Weaving a new set of wheels

I have been thinking about this little tapestry made by Sarah Swett the last few days.
Sarah Swett, four-selvedge tapestry
You see, Sarah and I had a conversation about her search for a new car when she was in Colorado this past summer. She had worn her car all the way out and was in the midst of the difficult process of moving on.

I have been dancing around that decision for a couple years now. I will reach a moment where I am sure that I need to get a new car and then I'll decide that it doesn't matter if the door gaskets leak on me in the rain or that the air conditioning only works when the car is moving or that the paint is peeling off in sheets now. My mechanic has consistently told me it is safe and I have believed him.

Until Friday. My ride to the mechanic had just pulled away and the news across the desk was emphatically (from three different men with a liberal amount of grease under their fingernails) that I should not drive this car until they are able to work on it again next week. When three different people who really do seem to know something about cars tell you this, you have to listen.

And with the rest of the news about the parts attrition which happens with advanced age and mileage, the thought of getting a new car now instead of waiting just "one more year," suddenly became a reality.
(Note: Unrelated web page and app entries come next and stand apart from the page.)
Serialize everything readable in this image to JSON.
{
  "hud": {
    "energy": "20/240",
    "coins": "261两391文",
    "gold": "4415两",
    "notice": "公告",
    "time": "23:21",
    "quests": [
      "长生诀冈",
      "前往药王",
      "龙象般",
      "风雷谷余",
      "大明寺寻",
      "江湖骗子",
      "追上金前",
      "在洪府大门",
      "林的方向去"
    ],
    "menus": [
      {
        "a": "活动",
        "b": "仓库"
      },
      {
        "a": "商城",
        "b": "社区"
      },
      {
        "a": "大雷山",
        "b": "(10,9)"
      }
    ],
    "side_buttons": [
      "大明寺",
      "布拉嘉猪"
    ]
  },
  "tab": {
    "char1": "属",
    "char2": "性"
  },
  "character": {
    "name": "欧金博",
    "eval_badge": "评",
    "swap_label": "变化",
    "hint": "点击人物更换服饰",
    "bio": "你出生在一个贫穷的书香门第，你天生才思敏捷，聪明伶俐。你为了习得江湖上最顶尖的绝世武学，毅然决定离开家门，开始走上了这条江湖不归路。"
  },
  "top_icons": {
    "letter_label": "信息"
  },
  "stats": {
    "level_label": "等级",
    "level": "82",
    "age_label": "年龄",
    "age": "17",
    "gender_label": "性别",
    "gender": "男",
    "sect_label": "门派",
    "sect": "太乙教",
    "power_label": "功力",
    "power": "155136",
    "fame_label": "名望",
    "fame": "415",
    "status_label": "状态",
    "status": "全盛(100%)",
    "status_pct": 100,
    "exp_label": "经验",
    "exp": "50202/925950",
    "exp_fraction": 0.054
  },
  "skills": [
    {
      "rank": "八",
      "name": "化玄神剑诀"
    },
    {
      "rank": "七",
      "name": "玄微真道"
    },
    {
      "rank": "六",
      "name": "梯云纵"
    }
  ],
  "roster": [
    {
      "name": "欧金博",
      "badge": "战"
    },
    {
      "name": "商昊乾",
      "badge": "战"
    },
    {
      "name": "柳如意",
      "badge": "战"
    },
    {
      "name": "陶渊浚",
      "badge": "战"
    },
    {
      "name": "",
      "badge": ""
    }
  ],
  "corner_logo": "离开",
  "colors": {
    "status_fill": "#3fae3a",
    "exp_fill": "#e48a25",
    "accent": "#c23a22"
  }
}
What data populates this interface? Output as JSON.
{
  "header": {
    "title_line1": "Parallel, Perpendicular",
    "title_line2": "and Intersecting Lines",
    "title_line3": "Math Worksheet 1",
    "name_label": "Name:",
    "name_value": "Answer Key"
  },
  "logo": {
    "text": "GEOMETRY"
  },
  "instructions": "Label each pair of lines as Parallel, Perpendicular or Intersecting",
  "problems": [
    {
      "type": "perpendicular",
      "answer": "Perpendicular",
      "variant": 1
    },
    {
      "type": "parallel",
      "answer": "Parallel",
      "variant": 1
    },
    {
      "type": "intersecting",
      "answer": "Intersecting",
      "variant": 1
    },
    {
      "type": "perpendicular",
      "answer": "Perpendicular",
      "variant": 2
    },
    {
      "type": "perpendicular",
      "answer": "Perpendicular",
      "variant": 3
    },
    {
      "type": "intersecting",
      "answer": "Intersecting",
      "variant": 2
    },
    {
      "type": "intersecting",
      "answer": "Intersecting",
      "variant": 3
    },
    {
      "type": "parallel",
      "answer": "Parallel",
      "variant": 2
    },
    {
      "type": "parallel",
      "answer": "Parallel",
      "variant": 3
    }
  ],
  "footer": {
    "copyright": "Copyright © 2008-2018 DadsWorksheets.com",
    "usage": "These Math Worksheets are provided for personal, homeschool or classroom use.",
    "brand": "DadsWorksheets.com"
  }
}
The thing is, I really like this car. I've had it more than 16 years now and it has given me surprisingly little grief. It kept me safe when I skidded off the road on black ice at 50 mph. It witnessed the entire life of my 14-year-old yellow lab who died two years ago now. It carted a 28 inch 8-harness Macomber and boxes of books and yarn along with me, my dog, and what clothes I could cram between the harnesses of the loom on multiple traveling therapy assignments. I love its 5 speed engine and the way it performs on icy roads and steep hills. And I love that for 16 years it only left me stranded at the side of the road one time (well, twice... but the time I busted the oil pan on a rock driving up a rural Colorado 4WD road can hardly be held against it). I never wanted the green color which was all the dealer in Reno, NV could get me in 1999, but this Volkswagen Golf never held that against me. She has been a gem of a car.

But all mechanical things do come to the end of their life at one time or another. I'm not sure I'm quite ready for it, but somewhere I'll find the courage to go car shopping. Perhaps I need to follow in Sarah's footsteps and weave my new car into existence. I took Emily's car to the grocery store yesterday and was so delighted that there were both electric windows and a cup holder. Perhaps change won't be so bad after all.

There is a great photo on Sarah's blog of her little car weaving at Buffalo Gap National Grasslands in South Dakota. http://www.afieldguidetoneedlework.com/blog/what-i-meant-to-do-today I don't know what car she actually bought, but I hear it all turned out okay.